It's a turf war. Think of Mr. Joyner and Mr. Wagner as the "Jets" and the "Sharks" with Todd Bentley cast as Maria. ("I feel BAM! Oh, so BAM!")

By the way, whatever made Mr. Joyner think that he was in a position of authority to be a formal mentor to Mr. Bentley?  Stephen Strader, friend of Mr. Bentley and pastor of Ingited Church in Lakeland, Florida--home church of the "revival", might provide a telling clue.

Mr.Strader contributes to a public e-mail list, Apostles Today [Discussion] on charismatic Christian issues. On March 18, replying to a writer who was concerned that Shonnah Bentley, Todd's first wife, was being ignored in the process, he began by reccomending that the other writer watch "the videos done by Rick [Joyner] and Todd."

He continued: "Rick is not (nor any of us) welcoming Todd nor ignoring Shonnah. First, the whole process of the Apostolic Alignment was to bring Todd into proper accountability. Rick was assigned by the Revival Alliance to bring correction & restoration to Todd."

Hmm. If true, Mr. Joyner took the responsibility from the Revival Alliance and then, Todd Bentley in hand, told them to beat it.

One last note. In 2003, Todd Bentley wrote in his self-published autobiography Journey Into the Miraculous, that he was an ordained minister. It reads almost exactly the same in the current mass-market version printed last year, so I will quote the latter printing:

I thank God for my friendship with Patricia [King], and for how God used her as an instrument to ordain me into the ministry--but I always will know that the call came from God. I've since been ordained in Canada by my local church, and through the Christian Minister's Association. In the U.S., I'm recognized as a minister of the Gospel through World Ministry Fellowship in Texas. [Todd Bentley, Journey Into The Miraculous, Destiny Image Publishers, January 2008, p. 162]

Bud Press, the irrepressible boffin of the Christian Research Service, has done some  looking into this and learned something surprising. Which you may read in full at:

It seems that the Christian Minister's Association says that they have never ordained Mr. Bentley.
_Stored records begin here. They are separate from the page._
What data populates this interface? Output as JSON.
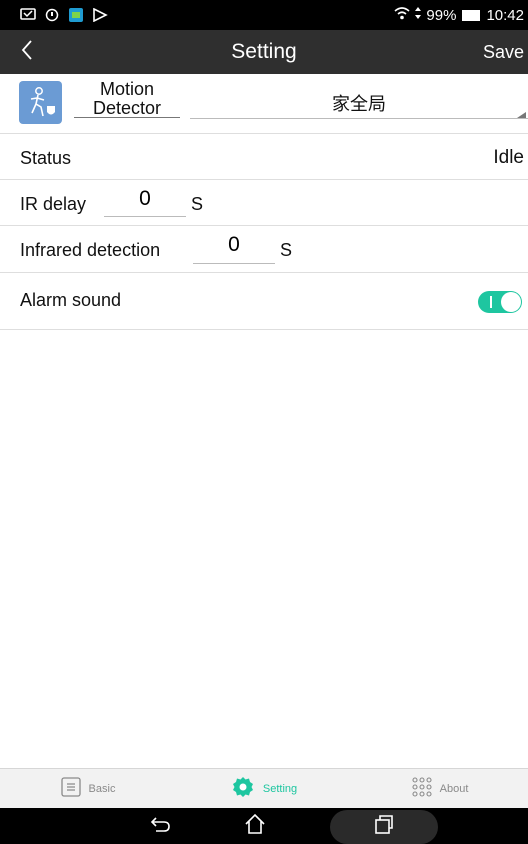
{
  "status_bar": {
    "battery": "99%",
    "time": "10:42"
  },
  "header": {
    "title": "Setting",
    "save_label": "Save"
  },
  "device": {
    "type": "Motion Detector",
    "name": "家全局"
  },
  "rows": {
    "status_label": "Status",
    "status_value": "Idle",
    "ir_delay_label": "IR delay",
    "ir_delay_value": "0",
    "ir_delay_unit": "S",
    "infrared_label": "Infrared detection",
    "infrared_value": "0",
    "infrared_unit": "S",
    "alarm_label": "Alarm sound",
    "alarm_on": true
  },
  "tabs": [
    {
      "label": "Basic",
      "icon": "document-icon",
      "active": false
    },
    {
      "label": "Setting",
      "icon": "gear-icon",
      "active": true
    },
    {
      "label": "About",
      "icon": "grid-dots-icon",
      "active": false
    }
  ],
  "colors": {
    "accent": "#1ec6a0",
    "titlebar": "#2f2f2f",
    "statusbar": "#000000",
    "device_icon_bg": "#6b9bd4"
  }
}
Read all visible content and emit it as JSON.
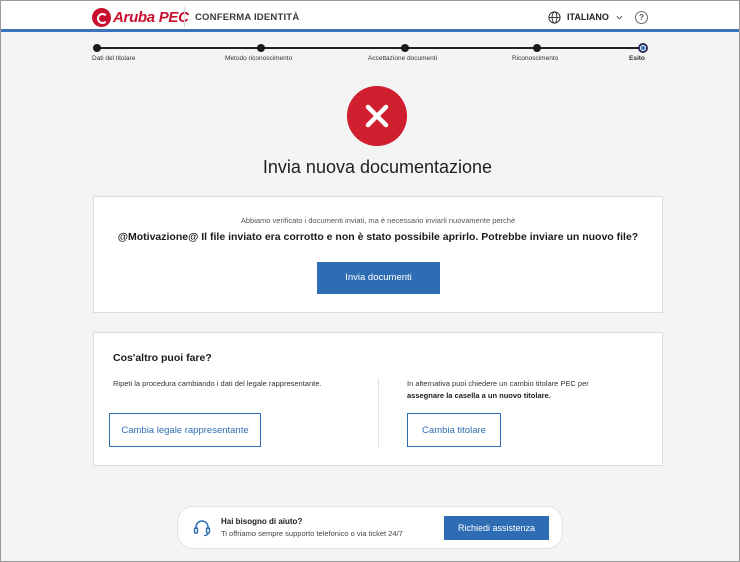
{
  "header": {
    "brand": "Aruba PEC",
    "title": "CONFERMA IDENTITÀ",
    "language": "ITALIANO",
    "help_symbol": "?"
  },
  "stepper": {
    "steps": [
      {
        "label": "Dati del titolare",
        "current": false
      },
      {
        "label": "Metodo riconoscimento",
        "current": false
      },
      {
        "label": "Accettazione documenti",
        "current": false
      },
      {
        "label": "Riconoscimento",
        "current": false
      },
      {
        "label": "Esito",
        "current": true
      }
    ]
  },
  "result": {
    "icon": "error-x-icon",
    "title": "Invia nuova documentazione"
  },
  "reason_card": {
    "notice": "Abbiamo verificato i documenti inviati, ma è necessario inviarli nuovamente perchè",
    "reason": "@Motivazione@ Il file inviato era corrotto e non è stato possibile aprirlo. Potrebbe inviare un nuovo file?",
    "button": "Invia documenti"
  },
  "options_card": {
    "title": "Cos'altro puoi fare?",
    "left_text": "Ripeti la procedura cambiando i dati del legale rappresentante.",
    "left_button": "Cambia legale rappresentante",
    "right_text": "In alternativa puoi chiedere un cambio titolare PEC per",
    "right_text_bold": "assegnare la casella a un nuovo titolare.",
    "right_button": "Cambia titolare"
  },
  "help": {
    "title": "Hai bisogno di aiuto?",
    "subtitle": "Ti offriamo sempre supporto telefonico o via ticket 24/7",
    "button": "Richiedi assistenza"
  },
  "colors": {
    "accent": "#2e6db4",
    "error": "#d0202f",
    "brand": "#c8102e"
  }
}
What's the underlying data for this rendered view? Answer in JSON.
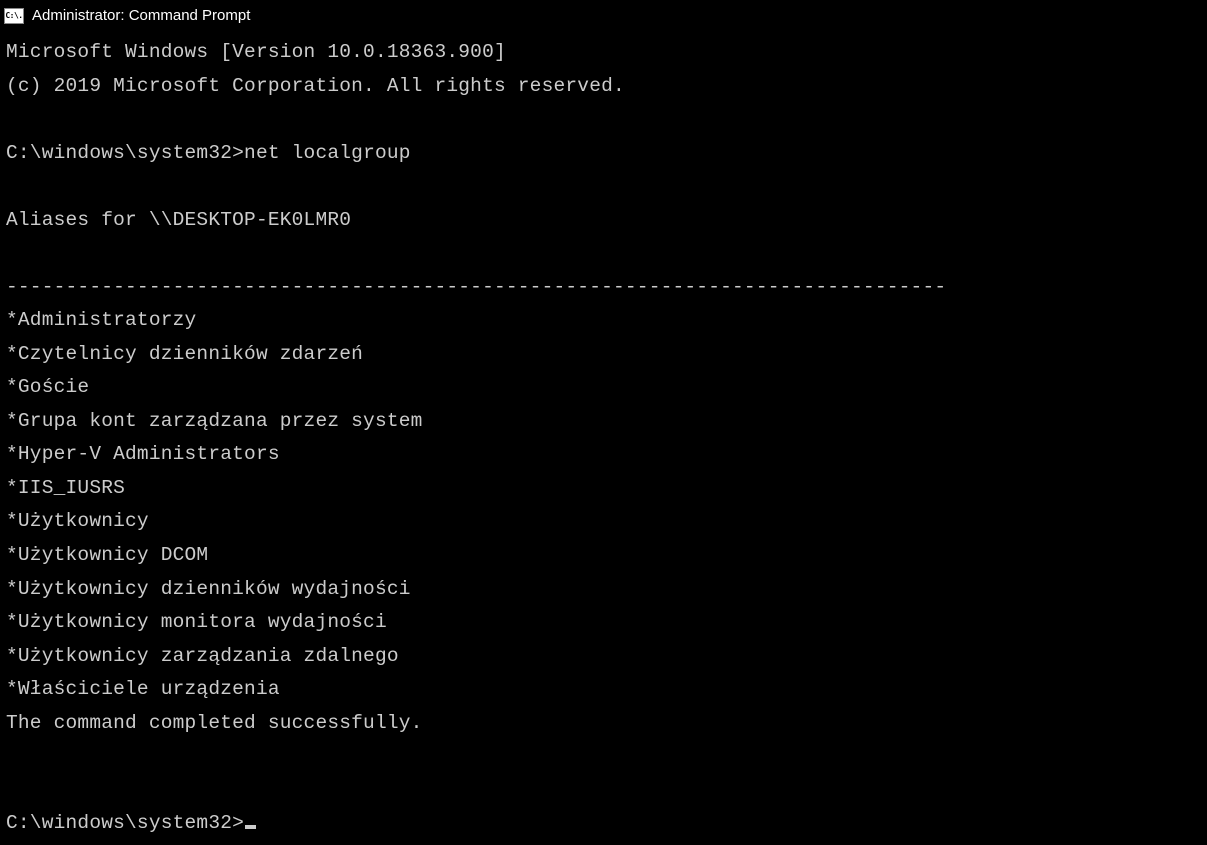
{
  "titlebar": {
    "icon_text": "C:\\.",
    "title": "Administrator: Command Prompt"
  },
  "terminal": {
    "banner_line1": "Microsoft Windows [Version 10.0.18363.900]",
    "banner_line2": "(c) 2019 Microsoft Corporation. All rights reserved.",
    "prompt1_path": "C:\\windows\\system32>",
    "prompt1_command": "net localgroup",
    "aliases_header": "Aliases for \\\\DESKTOP-EK0LMR0",
    "separator": "-------------------------------------------------------------------------------",
    "groups": [
      "*Administratorzy",
      "*Czytelnicy dzienników zdarzeń",
      "*Goście",
      "*Grupa kont zarządzana przez system",
      "*Hyper-V Administrators",
      "*IIS_IUSRS",
      "*Użytkownicy",
      "*Użytkownicy DCOM",
      "*Użytkownicy dzienników wydajności",
      "*Użytkownicy monitora wydajności",
      "*Użytkownicy zarządzania zdalnego",
      "*Właściciele urządzenia"
    ],
    "completion_message": "The command completed successfully.",
    "prompt2_path": "C:\\windows\\system32>"
  }
}
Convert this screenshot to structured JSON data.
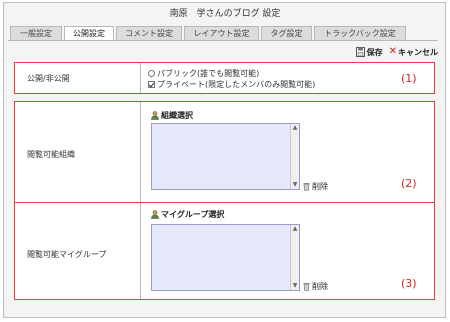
{
  "window": {
    "title": "南原　学さんのブログ 設定"
  },
  "tabs": [
    {
      "label": "一般設定",
      "active": false
    },
    {
      "label": "公開設定",
      "active": true
    },
    {
      "label": "コメント設定",
      "active": false
    },
    {
      "label": "レイアウト設定",
      "active": false
    },
    {
      "label": "タグ設定",
      "active": false
    },
    {
      "label": "トラックバック設定",
      "active": false
    }
  ],
  "actions": {
    "save_label": "保存",
    "cancel_label": "キャンセル"
  },
  "sections": {
    "visibility": {
      "label": "公開/非公開",
      "marker": "(1)",
      "options": [
        {
          "label": "パブリック(誰でも閲覧可能)",
          "type": "radio",
          "checked": false
        },
        {
          "label": "プライベート(限定したメンバのみ閲覧可能)",
          "type": "checkbox",
          "checked": true
        }
      ]
    },
    "org": {
      "label": "閲覧可能組織",
      "marker": "(2)",
      "select_label": "組織選択",
      "delete_label": "削除"
    },
    "groups": {
      "label": "閲覧可能マイグループ",
      "marker": "(3)",
      "select_label": "マイグループ選択",
      "delete_label": "削除"
    }
  },
  "colors": {
    "highlight_border": "#e53d3d",
    "marker": "#d42020",
    "listbox_bg": "#e6e8fb"
  }
}
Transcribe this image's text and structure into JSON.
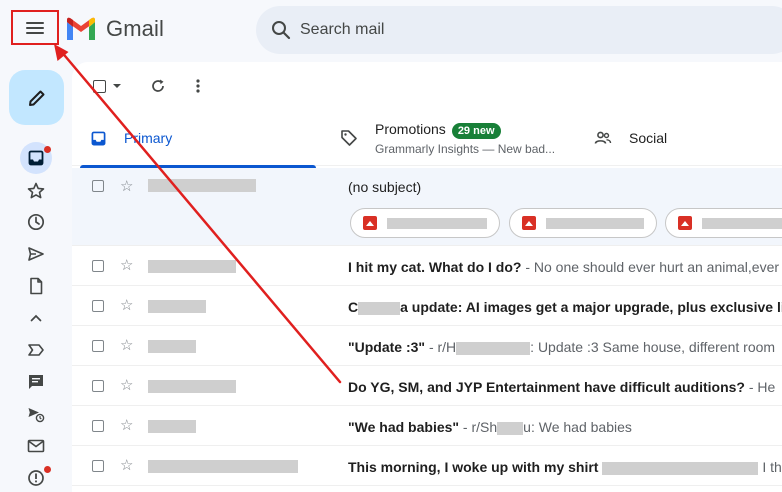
{
  "header": {
    "app_name": "Gmail",
    "search_placeholder": "Search mail"
  },
  "tabs": [
    {
      "label": "Primary",
      "active": true
    },
    {
      "label": "Promotions",
      "badge": "29 new",
      "sub": "Grammarly Insights — New bad..."
    },
    {
      "label": "Social"
    }
  ],
  "emails": [
    {
      "subject": "(no subject)",
      "snippet": "",
      "unread": false
    },
    {
      "subject": "I hit my cat. What do I do?",
      "snippet": " - No one should ever hurt an animal,ever"
    },
    {
      "subject_pre": "C",
      "subject_post": "a update: AI images get a major upgrade, plus exclusive li",
      "snippet": ""
    },
    {
      "subject": "\"Update :3\"",
      "snippet_pre": " - r/H",
      "snippet_post": ": Update :3 Same house, different room"
    },
    {
      "subject": "Do YG, SM, and JYP Entertainment have difficult auditions?",
      "snippet": " - He"
    },
    {
      "subject": "\"We had babies\"",
      "snippet_pre": " - r/Sh",
      "snippet_post": "u: We had babies"
    },
    {
      "subject": "This morning, I woke up with my shirt",
      "snippet": " I th"
    }
  ],
  "colors": {
    "accent": "#0b57d0",
    "compose_bg": "#c2e7ff",
    "annotation": "#e0201f",
    "badge": "#188038"
  }
}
World Ministry Fellowship, following what happened in Lakeland, has "moved in quickly and taken action" pulling his U.S. credentials.

I guess that Mr. Bentley now desperately needs the kind of formal ordination service that he now says never happened at Lakeland. I would advise Mr. Wagner to stay by his phone, just in case.